**Assignment**
All lines from the one that has "Give me the" onward to the end of the records below are to be returned exactly; pictures are to be skipped.

------------------------

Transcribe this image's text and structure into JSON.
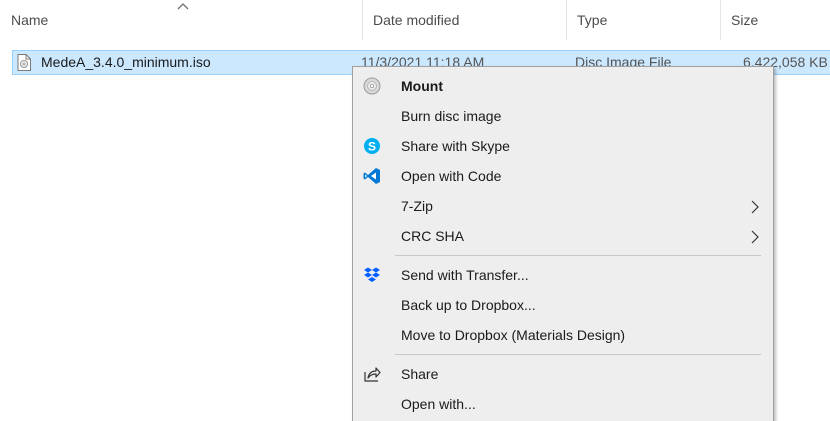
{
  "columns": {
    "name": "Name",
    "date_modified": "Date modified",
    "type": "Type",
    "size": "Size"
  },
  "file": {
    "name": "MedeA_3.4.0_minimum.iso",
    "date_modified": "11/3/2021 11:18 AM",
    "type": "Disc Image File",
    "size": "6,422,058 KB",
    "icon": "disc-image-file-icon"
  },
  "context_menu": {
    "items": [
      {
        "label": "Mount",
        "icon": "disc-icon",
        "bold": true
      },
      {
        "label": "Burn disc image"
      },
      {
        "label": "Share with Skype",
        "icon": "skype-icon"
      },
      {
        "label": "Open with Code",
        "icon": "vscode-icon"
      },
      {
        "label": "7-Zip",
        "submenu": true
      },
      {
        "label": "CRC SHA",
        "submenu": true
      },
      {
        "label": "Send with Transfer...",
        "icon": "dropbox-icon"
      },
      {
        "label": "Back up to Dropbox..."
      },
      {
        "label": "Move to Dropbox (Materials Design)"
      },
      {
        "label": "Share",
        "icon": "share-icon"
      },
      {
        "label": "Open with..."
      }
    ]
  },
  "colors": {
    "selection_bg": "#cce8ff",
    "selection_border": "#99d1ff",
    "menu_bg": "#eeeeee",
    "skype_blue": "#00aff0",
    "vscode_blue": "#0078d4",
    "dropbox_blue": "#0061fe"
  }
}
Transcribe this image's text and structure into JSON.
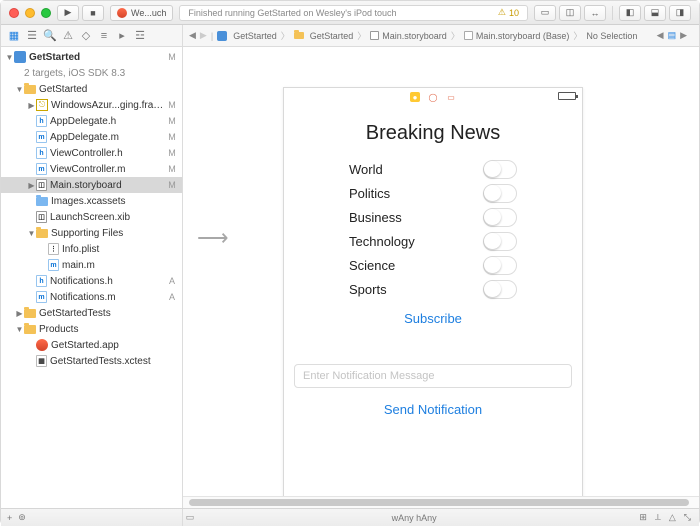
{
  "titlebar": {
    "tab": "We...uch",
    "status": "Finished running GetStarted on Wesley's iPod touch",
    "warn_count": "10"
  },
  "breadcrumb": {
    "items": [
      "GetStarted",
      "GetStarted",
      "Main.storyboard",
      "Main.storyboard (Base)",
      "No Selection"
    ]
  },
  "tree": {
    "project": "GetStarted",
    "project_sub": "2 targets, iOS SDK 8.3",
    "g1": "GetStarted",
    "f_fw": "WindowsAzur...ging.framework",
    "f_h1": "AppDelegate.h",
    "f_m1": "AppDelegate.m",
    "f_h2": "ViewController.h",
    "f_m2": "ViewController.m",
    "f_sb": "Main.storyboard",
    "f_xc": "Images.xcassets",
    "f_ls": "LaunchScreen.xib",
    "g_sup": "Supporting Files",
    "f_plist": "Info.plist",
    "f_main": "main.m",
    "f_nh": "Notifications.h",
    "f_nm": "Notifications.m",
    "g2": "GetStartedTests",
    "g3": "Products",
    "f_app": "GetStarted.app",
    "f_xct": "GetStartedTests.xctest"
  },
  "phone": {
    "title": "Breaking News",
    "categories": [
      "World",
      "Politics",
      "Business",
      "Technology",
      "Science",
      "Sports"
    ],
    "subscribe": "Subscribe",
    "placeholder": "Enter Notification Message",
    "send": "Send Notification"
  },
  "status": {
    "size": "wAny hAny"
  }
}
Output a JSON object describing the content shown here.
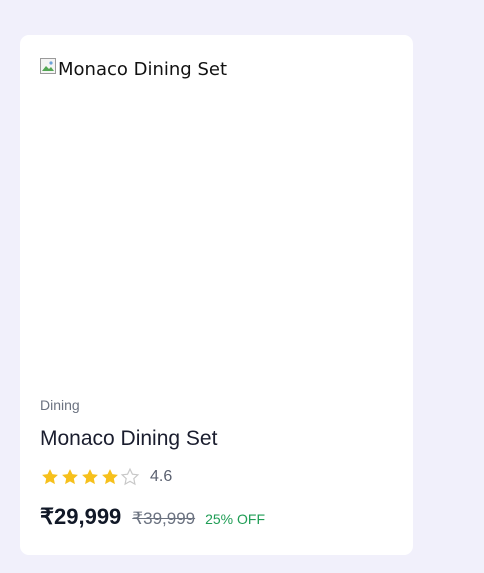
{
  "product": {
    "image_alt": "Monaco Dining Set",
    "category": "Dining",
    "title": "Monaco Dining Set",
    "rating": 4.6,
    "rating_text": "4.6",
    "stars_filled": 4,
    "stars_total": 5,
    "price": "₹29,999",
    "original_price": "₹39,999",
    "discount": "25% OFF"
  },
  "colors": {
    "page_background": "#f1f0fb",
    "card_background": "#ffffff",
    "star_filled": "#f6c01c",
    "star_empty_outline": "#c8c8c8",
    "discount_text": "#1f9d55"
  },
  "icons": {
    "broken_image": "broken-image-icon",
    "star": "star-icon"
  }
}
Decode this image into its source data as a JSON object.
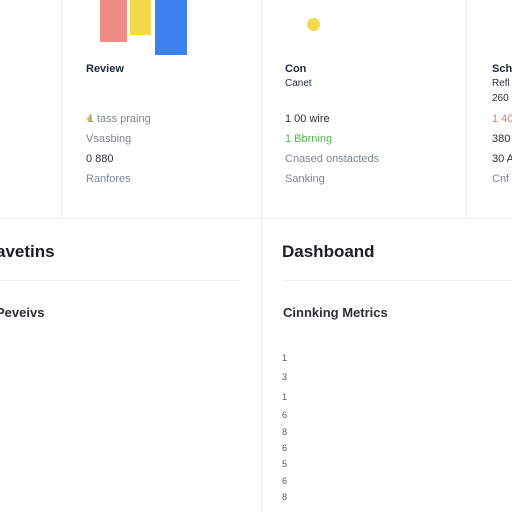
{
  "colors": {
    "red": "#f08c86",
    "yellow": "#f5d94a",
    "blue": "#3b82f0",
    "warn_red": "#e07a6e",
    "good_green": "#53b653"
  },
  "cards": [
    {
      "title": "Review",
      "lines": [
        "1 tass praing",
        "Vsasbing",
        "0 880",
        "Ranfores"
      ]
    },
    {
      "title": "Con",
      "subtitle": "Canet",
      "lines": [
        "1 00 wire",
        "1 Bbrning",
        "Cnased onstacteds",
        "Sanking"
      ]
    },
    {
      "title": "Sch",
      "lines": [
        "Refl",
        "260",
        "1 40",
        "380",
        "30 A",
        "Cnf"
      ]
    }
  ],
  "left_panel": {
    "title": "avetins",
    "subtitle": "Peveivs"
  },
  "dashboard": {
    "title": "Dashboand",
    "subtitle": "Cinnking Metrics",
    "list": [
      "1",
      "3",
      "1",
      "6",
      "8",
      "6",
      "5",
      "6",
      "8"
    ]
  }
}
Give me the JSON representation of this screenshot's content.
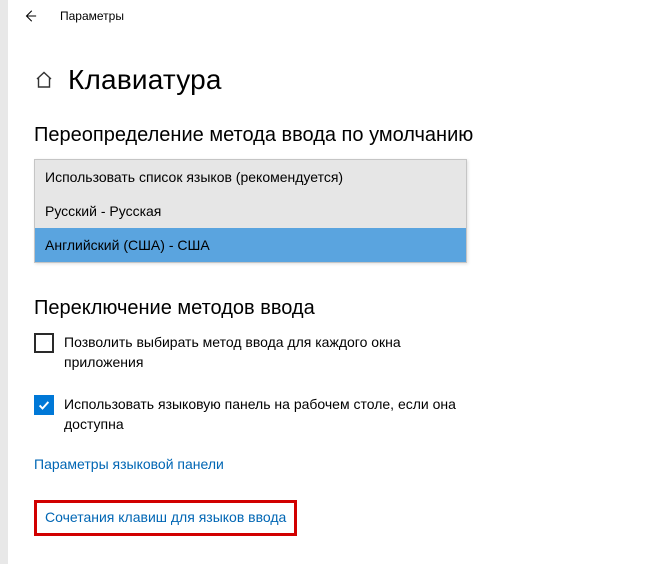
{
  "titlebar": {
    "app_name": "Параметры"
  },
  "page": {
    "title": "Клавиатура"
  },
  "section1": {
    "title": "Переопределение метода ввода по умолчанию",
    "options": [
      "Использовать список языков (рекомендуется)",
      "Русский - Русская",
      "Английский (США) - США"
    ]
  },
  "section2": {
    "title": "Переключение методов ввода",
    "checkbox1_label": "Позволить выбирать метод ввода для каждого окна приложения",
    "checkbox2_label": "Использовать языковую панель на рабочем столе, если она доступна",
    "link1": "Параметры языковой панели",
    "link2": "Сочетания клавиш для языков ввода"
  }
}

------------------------

**Result**
Give me the JSON representation of this screenshot's content.
{
  "titlebar": {
    "app_name": "Параметры"
  },
  "page": {
    "title": "Клавиатура"
  },
  "section1": {
    "title": "Переопределение метода ввода по умолчанию",
    "options": [
      "Использовать список языков (рекомендуется)",
      "Русский - Русская",
      "Английский (США) - США"
    ]
  },
  "section2": {
    "title": "Переключение методов ввода",
    "checkbox1_label": "Позволить выбирать метод ввода для каждого окна приложения",
    "checkbox2_label": "Использовать языковую панель на рабочем столе, если она доступна",
    "link1": "Параметры языковой панели",
    "link2": "Сочетания клавиш для языков ввода"
  }
}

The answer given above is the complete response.